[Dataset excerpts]
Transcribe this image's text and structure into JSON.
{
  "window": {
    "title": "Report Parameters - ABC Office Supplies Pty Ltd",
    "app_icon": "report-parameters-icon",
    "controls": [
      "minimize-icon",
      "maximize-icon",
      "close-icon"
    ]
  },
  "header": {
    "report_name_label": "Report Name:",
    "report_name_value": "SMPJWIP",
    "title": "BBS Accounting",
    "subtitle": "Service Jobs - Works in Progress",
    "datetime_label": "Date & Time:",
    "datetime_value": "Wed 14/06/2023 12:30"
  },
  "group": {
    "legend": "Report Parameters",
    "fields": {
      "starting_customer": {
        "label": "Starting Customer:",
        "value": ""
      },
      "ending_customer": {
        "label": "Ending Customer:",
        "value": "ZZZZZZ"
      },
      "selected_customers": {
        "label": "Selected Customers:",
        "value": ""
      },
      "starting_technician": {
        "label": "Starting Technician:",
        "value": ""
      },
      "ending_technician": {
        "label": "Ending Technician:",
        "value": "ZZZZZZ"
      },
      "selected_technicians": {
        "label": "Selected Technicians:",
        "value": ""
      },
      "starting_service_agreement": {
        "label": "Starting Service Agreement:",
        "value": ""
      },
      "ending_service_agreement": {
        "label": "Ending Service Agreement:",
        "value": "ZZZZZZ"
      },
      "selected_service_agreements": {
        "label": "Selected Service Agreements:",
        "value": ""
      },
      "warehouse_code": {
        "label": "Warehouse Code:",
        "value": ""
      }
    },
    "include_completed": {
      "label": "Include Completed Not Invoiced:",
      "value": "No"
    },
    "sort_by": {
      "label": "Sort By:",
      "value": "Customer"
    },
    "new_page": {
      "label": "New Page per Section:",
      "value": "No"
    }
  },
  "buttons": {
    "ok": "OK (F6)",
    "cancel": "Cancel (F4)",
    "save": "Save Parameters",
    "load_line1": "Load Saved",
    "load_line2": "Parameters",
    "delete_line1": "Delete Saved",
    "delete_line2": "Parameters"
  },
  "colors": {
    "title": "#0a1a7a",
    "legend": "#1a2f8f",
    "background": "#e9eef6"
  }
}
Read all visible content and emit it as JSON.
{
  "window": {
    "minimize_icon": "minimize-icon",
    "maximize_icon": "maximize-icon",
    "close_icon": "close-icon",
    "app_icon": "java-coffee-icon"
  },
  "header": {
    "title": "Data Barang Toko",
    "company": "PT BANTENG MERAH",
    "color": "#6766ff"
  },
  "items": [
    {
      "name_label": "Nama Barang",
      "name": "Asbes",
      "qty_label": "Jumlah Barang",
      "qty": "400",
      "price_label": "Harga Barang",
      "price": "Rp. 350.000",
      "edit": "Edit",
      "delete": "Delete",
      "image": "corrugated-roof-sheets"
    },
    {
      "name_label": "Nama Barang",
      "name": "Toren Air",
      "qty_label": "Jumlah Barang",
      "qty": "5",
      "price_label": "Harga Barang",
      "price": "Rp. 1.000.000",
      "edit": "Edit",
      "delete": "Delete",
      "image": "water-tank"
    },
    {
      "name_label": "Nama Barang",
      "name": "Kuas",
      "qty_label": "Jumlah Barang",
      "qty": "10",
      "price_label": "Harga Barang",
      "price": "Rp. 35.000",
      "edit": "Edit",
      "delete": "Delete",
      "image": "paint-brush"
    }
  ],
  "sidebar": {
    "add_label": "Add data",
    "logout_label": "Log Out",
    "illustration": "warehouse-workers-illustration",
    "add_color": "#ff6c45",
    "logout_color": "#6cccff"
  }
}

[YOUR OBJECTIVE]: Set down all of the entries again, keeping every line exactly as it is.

[EXERCISE RESPONSE]:
Transcribe this image's text and structure into JSON.
{
  "window": {
    "title": "Report Parameters - ABC Office Supplies Pty Ltd",
    "app_icon": "report-parameters-icon",
    "controls": [
      "minimize-icon",
      "maximize-icon",
      "close-icon"
    ]
  },
  "header": {
    "report_name_label": "Report Name:",
    "report_name_value": "SMPJWIP",
    "title": "BBS Accounting",
    "subtitle": "Service Jobs - Works in Progress",
    "datetime_label": "Date & Time:",
    "datetime_value": "Wed 14/06/2023 12:30"
  },
  "group": {
    "legend": "Report Parameters",
    "fields": {
      "starting_customer": {
        "label": "Starting Customer:",
        "value": ""
      },
      "ending_customer": {
        "label": "Ending Customer:",
        "value": "ZZZZZZ"
      },
      "selected_customers": {
        "label": "Selected Customers:",
        "value": ""
      },
      "starting_technician": {
        "label": "Starting Technician:",
        "value": ""
      },
      "ending_technician": {
        "label": "Ending Technician:",
        "value": "ZZZZZZ"
      },
      "selected_technicians": {
        "label": "Selected Technicians:",
        "value": ""
      },
      "starting_service_agreement": {
        "label": "Starting Service Agreement:",
        "value": ""
      },
      "ending_service_agreement": {
        "label": "Ending Service Agreement:",
        "value": "ZZZZZZ"
      },
      "selected_service_agreements": {
        "label": "Selected Service Agreements:",
        "value": ""
      },
      "warehouse_code": {
        "label": "Warehouse Code:",
        "value": ""
      }
    },
    "include_completed": {
      "label": "Include Completed Not Invoiced:",
      "value": "No"
    },
    "sort_by": {
      "label": "Sort By:",
      "value": "Customer"
    },
    "new_page": {
      "label": "New Page per Section:",
      "value": "No"
    }
  },
  "buttons": {
    "ok": "OK (F6)",
    "cancel": "Cancel (F4)",
    "save": "Save Parameters",
    "load_line1": "Load Saved",
    "load_line2": "Parameters",
    "delete_line1": "Delete Saved",
    "delete_line2": "Parameters"
  },
  "colors": {
    "title": "#0a1a7a",
    "legend": "#1a2f8f",
    "background": "#e9eef6"
  }
}
Read all visible content and emit it as JSON.
{
  "window": {
    "minimize_icon": "minimize-icon",
    "maximize_icon": "maximize-icon",
    "close_icon": "close-icon",
    "app_icon": "java-coffee-icon"
  },
  "header": {
    "title": "Data Barang Toko",
    "company": "PT BANTENG MERAH",
    "color": "#6766ff"
  },
  "items": [
    {
      "name_label": "Nama Barang",
      "name": "Asbes",
      "qty_label": "Jumlah Barang",
      "qty": "400",
      "price_label": "Harga Barang",
      "price": "Rp. 350.000",
      "edit": "Edit",
      "delete": "Delete",
      "image": "corrugated-roof-sheets"
    },
    {
      "name_label": "Nama Barang",
      "name": "Toren Air",
      "qty_label": "Jumlah Barang",
      "qty": "5",
      "price_label": "Harga Barang",
      "price": "Rp. 1.000.000",
      "edit": "Edit",
      "delete": "Delete",
      "image": "water-tank"
    },
    {
      "name_label": "Nama Barang",
      "name": "Kuas",
      "qty_label": "Jumlah Barang",
      "qty": "10",
      "price_label": "Harga Barang",
      "price": "Rp. 35.000",
      "edit": "Edit",
      "delete": "Delete",
      "image": "paint-brush"
    }
  ],
  "sidebar": {
    "add_label": "Add data",
    "logout_label": "Log Out",
    "illustration": "warehouse-workers-illustration",
    "add_color": "#ff6c45",
    "logout_color": "#6cccff"
  }
}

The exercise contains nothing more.